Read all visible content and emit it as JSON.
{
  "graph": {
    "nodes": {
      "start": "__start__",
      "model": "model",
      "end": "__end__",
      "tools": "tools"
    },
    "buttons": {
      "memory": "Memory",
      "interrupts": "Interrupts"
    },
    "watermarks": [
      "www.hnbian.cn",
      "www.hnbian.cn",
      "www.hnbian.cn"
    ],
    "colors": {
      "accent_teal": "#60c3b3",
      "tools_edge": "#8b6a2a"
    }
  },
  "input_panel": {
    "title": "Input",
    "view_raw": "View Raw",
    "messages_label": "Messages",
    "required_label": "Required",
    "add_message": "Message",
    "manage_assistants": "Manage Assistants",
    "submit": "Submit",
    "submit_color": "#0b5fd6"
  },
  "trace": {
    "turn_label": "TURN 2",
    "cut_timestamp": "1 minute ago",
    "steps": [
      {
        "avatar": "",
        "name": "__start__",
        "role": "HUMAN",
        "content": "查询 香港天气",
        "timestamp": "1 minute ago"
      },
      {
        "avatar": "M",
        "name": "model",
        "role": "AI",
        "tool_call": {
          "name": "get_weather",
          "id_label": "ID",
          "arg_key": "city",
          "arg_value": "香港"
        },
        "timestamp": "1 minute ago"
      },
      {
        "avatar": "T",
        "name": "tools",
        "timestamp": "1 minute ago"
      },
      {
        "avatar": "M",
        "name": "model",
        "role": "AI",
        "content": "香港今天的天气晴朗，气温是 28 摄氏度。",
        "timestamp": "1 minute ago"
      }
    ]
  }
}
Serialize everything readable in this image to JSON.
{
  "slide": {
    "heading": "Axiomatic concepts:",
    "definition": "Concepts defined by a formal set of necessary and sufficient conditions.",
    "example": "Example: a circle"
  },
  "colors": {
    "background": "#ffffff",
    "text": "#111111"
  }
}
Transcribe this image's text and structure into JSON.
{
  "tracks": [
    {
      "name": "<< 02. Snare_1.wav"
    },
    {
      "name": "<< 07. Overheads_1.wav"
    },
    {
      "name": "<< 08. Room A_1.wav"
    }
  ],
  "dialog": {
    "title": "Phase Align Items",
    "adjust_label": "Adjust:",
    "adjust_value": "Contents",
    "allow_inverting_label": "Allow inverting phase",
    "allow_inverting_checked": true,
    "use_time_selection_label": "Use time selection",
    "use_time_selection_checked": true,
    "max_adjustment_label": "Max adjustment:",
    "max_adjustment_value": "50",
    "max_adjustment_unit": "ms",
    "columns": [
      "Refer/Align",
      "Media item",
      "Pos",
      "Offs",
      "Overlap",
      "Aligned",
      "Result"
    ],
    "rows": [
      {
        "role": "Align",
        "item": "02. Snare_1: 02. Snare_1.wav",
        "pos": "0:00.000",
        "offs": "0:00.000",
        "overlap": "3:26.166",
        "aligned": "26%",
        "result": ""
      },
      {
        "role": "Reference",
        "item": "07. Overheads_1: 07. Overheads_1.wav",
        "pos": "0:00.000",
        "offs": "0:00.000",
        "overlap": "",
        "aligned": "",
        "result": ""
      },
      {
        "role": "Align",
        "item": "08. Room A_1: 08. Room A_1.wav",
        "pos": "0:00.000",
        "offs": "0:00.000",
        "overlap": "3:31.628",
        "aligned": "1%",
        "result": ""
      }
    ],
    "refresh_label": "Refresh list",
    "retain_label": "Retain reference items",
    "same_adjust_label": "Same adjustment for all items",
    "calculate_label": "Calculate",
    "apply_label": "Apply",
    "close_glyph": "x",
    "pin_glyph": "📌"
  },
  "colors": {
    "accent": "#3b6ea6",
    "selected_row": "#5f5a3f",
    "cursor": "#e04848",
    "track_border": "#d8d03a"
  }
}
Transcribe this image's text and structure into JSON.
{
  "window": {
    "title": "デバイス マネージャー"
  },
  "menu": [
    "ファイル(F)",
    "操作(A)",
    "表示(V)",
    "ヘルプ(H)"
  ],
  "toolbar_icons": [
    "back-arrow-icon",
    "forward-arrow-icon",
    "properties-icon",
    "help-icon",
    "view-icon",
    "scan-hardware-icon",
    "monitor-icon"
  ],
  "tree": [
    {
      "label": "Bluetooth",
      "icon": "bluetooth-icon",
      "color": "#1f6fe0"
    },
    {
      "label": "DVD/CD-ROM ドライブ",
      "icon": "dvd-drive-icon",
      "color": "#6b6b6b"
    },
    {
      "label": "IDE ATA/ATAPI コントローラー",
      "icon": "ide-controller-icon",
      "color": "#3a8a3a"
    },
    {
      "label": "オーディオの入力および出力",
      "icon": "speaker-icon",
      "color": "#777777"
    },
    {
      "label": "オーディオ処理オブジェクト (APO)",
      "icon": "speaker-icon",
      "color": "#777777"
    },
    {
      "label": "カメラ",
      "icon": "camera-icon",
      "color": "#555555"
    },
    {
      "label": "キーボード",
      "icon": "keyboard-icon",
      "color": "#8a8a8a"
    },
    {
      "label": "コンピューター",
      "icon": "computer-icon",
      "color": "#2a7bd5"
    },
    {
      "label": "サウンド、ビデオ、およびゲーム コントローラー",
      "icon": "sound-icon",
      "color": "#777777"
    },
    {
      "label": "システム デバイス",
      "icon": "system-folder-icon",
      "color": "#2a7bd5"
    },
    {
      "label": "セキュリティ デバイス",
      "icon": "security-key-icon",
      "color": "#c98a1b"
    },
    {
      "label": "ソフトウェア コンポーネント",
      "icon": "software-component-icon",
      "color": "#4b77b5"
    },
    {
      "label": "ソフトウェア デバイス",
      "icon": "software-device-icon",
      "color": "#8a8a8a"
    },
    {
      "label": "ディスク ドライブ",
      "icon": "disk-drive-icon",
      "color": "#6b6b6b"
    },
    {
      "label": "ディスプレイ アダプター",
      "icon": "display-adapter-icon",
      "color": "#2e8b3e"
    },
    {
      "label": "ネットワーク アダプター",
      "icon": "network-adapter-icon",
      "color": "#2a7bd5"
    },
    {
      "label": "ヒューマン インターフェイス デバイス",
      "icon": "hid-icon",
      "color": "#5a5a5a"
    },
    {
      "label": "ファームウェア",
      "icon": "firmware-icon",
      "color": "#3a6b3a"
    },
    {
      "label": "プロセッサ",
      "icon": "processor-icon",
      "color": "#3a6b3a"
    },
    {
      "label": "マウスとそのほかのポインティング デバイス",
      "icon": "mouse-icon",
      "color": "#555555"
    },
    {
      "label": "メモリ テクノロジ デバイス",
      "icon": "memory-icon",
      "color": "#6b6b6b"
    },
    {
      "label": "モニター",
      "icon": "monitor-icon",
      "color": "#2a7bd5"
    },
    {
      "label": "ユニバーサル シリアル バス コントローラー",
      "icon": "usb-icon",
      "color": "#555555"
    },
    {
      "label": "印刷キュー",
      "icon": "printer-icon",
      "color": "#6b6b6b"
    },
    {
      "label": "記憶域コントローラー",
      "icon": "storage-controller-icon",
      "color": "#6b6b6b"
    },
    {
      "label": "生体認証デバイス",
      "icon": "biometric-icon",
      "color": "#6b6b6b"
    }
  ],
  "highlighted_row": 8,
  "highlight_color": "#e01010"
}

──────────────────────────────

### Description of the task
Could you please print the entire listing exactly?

### Output below
Read all visible content and emit it as JSON.
{
  "graph": {
    "nodes": {
      "start": "__start__",
      "model": "model",
      "end": "__end__",
      "tools": "tools"
    },
    "buttons": {
      "memory": "Memory",
      "interrupts": "Interrupts"
    },
    "watermarks": [
      "www.hnbian.cn",
      "www.hnbian.cn",
      "www.hnbian.cn"
    ],
    "colors": {
      "accent_teal": "#60c3b3",
      "tools_edge": "#8b6a2a"
    }
  },
  "input_panel": {
    "title": "Input",
    "view_raw": "View Raw",
    "messages_label": "Messages",
    "required_label": "Required",
    "add_message": "Message",
    "manage_assistants": "Manage Assistants",
    "submit": "Submit",
    "submit_color": "#0b5fd6"
  },
  "trace": {
    "turn_label": "TURN 2",
    "cut_timestamp": "1 minute ago",
    "steps": [
      {
        "avatar": "",
        "name": "__start__",
        "role": "HUMAN",
        "content": "查询 香港天气",
        "timestamp": "1 minute ago"
      },
      {
        "avatar": "M",
        "name": "model",
        "role": "AI",
        "tool_call": {
          "name": "get_weather",
          "id_label": "ID",
          "arg_key": "city",
          "arg_value": "香港"
        },
        "timestamp": "1 minute ago"
      },
      {
        "avatar": "T",
        "name": "tools",
        "timestamp": "1 minute ago"
      },
      {
        "avatar": "M",
        "name": "model",
        "role": "AI",
        "content": "香港今天的天气晴朗，气温是 28 摄氏度。",
        "timestamp": "1 minute ago"
      }
    ]
  }
}
Serialize everything readable in this image to JSON.
{
  "slide": {
    "heading": "Axiomatic concepts:",
    "definition": "Concepts defined by a formal set of necessary and sufficient conditions.",
    "example": "Example: a circle"
  },
  "colors": {
    "background": "#ffffff",
    "text": "#111111"
  }
}
Transcribe this image's text and structure into JSON.
{
  "tracks": [
    {
      "name": "<< 02. Snare_1.wav"
    },
    {
      "name": "<< 07. Overheads_1.wav"
    },
    {
      "name": "<< 08. Room A_1.wav"
    }
  ],
  "dialog": {
    "title": "Phase Align Items",
    "adjust_label": "Adjust:",
    "adjust_value": "Contents",
    "allow_inverting_label": "Allow inverting phase",
    "allow_inverting_checked": true,
    "use_time_selection_label": "Use time selection",
    "use_time_selection_checked": true,
    "max_adjustment_label": "Max adjustment:",
    "max_adjustment_value": "50",
    "max_adjustment_unit": "ms",
    "columns": [
      "Refer/Align",
      "Media item",
      "Pos",
      "Offs",
      "Overlap",
      "Aligned",
      "Result"
    ],
    "rows": [
      {
        "role": "Align",
        "item": "02. Snare_1: 02. Snare_1.wav",
        "pos": "0:00.000",
        "offs": "0:00.000",
        "overlap": "3:26.166",
        "aligned": "26%",
        "result": ""
      },
      {
        "role": "Reference",
        "item": "07. Overheads_1: 07. Overheads_1.wav",
        "pos": "0:00.000",
        "offs": "0:00.000",
        "overlap": "",
        "aligned": "",
        "result": ""
      },
      {
        "role": "Align",
        "item": "08. Room A_1: 08. Room A_1.wav",
        "pos": "0:00.000",
        "offs": "0:00.000",
        "overlap": "3:31.628",
        "aligned": "1%",
        "result": ""
      }
    ],
    "refresh_label": "Refresh list",
    "retain_label": "Retain reference items",
    "same_adjust_label": "Same adjustment for all items",
    "calculate_label": "Calculate",
    "apply_label": "Apply",
    "close_glyph": "x",
    "pin_glyph": "📌"
  },
  "colors": {
    "accent": "#3b6ea6",
    "selected_row": "#5f5a3f",
    "cursor": "#e04848",
    "track_border": "#d8d03a"
  }
}
Transcribe this image's text and structure into JSON.
{
  "window": {
    "title": "デバイス マネージャー"
  },
  "menu": [
    "ファイル(F)",
    "操作(A)",
    "表示(V)",
    "ヘルプ(H)"
  ],
  "toolbar_icons": [
    "back-arrow-icon",
    "forward-arrow-icon",
    "properties-icon",
    "help-icon",
    "view-icon",
    "scan-hardware-icon",
    "monitor-icon"
  ],
  "tree": [
    {
      "label": "Bluetooth",
      "icon": "bluetooth-icon",
      "color": "#1f6fe0"
    },
    {
      "label": "DVD/CD-ROM ドライブ",
      "icon": "dvd-drive-icon",
      "color": "#6b6b6b"
    },
    {
      "label": "IDE ATA/ATAPI コントローラー",
      "icon": "ide-controller-icon",
      "color": "#3a8a3a"
    },
    {
      "label": "オーディオの入力および出力",
      "icon": "speaker-icon",
      "color": "#777777"
    },
    {
      "label": "オーディオ処理オブジェクト (APO)",
      "icon": "speaker-icon",
      "color": "#777777"
    },
    {
      "label": "カメラ",
      "icon": "camera-icon",
      "color": "#555555"
    },
    {
      "label": "キーボード",
      "icon": "keyboard-icon",
      "color": "#8a8a8a"
    },
    {
      "label": "コンピューター",
      "icon": "computer-icon",
      "color": "#2a7bd5"
    },
    {
      "label": "サウンド、ビデオ、およびゲーム コントローラー",
      "icon": "sound-icon",
      "color": "#777777"
    },
    {
      "label": "システム デバイス",
      "icon": "system-folder-icon",
      "color": "#2a7bd5"
    },
    {
      "label": "セキュリティ デバイス",
      "icon": "security-key-icon",
      "color": "#c98a1b"
    },
    {
      "label": "ソフトウェア コンポーネント",
      "icon": "software-component-icon",
      "color": "#4b77b5"
    },
    {
      "label": "ソフトウェア デバイス",
      "icon": "software-device-icon",
      "color": "#8a8a8a"
    },
    {
      "label": "ディスク ドライブ",
      "icon": "disk-drive-icon",
      "color": "#6b6b6b"
    },
    {
      "label": "ディスプレイ アダプター",
      "icon": "display-adapter-icon",
      "color": "#2e8b3e"
    },
    {
      "label": "ネットワーク アダプター",
      "icon": "network-adapter-icon",
      "color": "#2a7bd5"
    },
    {
      "label": "ヒューマン インターフェイス デバイス",
      "icon": "hid-icon",
      "color": "#5a5a5a"
    },
    {
      "label": "ファームウェア",
      "icon": "firmware-icon",
      "color": "#3a6b3a"
    },
    {
      "label": "プロセッサ",
      "icon": "processor-icon",
      "color": "#3a6b3a"
    },
    {
      "label": "マウスとそのほかのポインティング デバイス",
      "icon": "mouse-icon",
      "color": "#555555"
    },
    {
      "label": "メモリ テクノロジ デバイス",
      "icon": "memory-icon",
      "color": "#6b6b6b"
    },
    {
      "label": "モニター",
      "icon": "monitor-icon",
      "color": "#2a7bd5"
    },
    {
      "label": "ユニバーサル シリアル バス コントローラー",
      "icon": "usb-icon",
      "color": "#555555"
    },
    {
      "label": "印刷キュー",
      "icon": "printer-icon",
      "color": "#6b6b6b"
    },
    {
      "label": "記憶域コントローラー",
      "icon": "storage-controller-icon",
      "color": "#6b6b6b"
    },
    {
      "label": "生体認証デバイス",
      "icon": "biometric-icon",
      "color": "#6b6b6b"
    }
  ],
  "highlighted_row": 8,
  "highlight_color": "#e01010"
}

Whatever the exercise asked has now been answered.